Congressman Devin Nunes, R[CA], was among five representatives that introduced new legislation today designed to reduce U.S. dependence on foreign energy, provide a cleaner environment and put Americans to work.

The bill, "A Roadmap for America's Energy Future," seeks to further domestic energy production that has grown by less than one percent in the last decade compared to a demand that has risen by more than 12%.

Here are some of its provisions:

Measures in the bill include exploring untapped resources of energy such as oil production in northern Alaska and oil shale deposits throughout the country while restoring confidence in offshore oil drilling through a special commission to investigate the Deepwater Horizon disaster off the Gulf Coast.

And in the nuclear sphere:

[T]he bill would expand nuclear power production and allow nuclear waste to be recycled while giving the military incentives to transfer to liquid coal rather than oil-based fuels.

Nunes has the full bill posted. Check over at his site for that.

1 comment:

DocForesight said...

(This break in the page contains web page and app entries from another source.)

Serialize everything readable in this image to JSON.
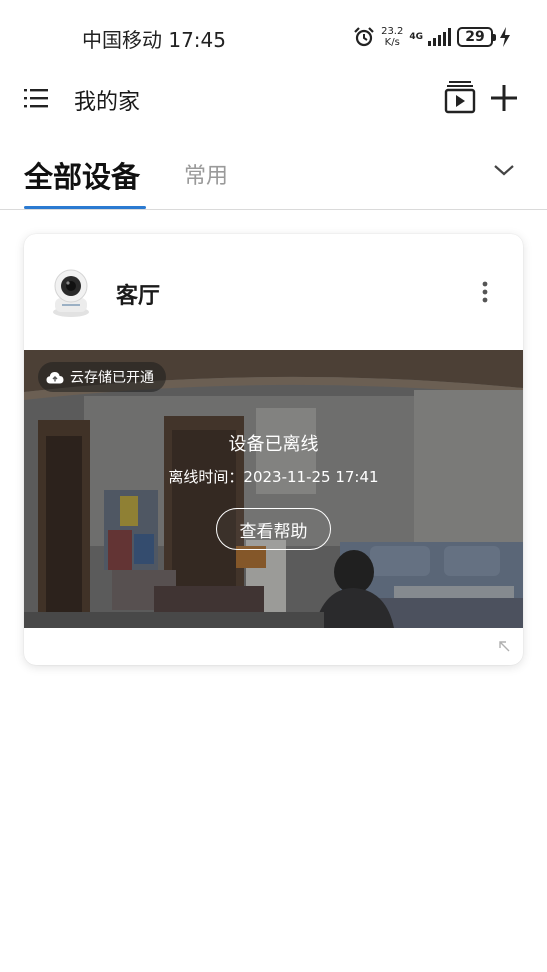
{
  "status_bar": {
    "carrier_time": "中国移动 17:45",
    "net_speed_value": "23.2",
    "net_speed_unit": "K/s",
    "network_type": "4G",
    "battery": "29",
    "icons": [
      "alarm-icon",
      "signal-icon",
      "battery-icon",
      "charging-icon"
    ]
  },
  "header": {
    "title": "我的家",
    "icons": [
      "menu-icon",
      "media-icon",
      "add-icon"
    ]
  },
  "tabs": {
    "all": "全部设备",
    "common": "常用"
  },
  "device_card": {
    "room": "客厅",
    "cloud_badge": "云存储已开通",
    "offline_title": "设备已离线",
    "offline_time": "离线时间：2023-11-25 17:41",
    "help_button": "查看帮助"
  },
  "colors": {
    "accent": "#2b7ad1",
    "tab_inactive": "#9a9a9a"
  }
}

Not to diminish the environmental or economic impact of the BP spill, nor to imply that better procedures and oversight may be needed with off-shore drilling, but this gives an interesting perspective on the comparative volumes of the event:

http://www.cnbc.com/id/38294088/What_Does_184_Million_Gallons_of_Oil_Look_Like?slide=9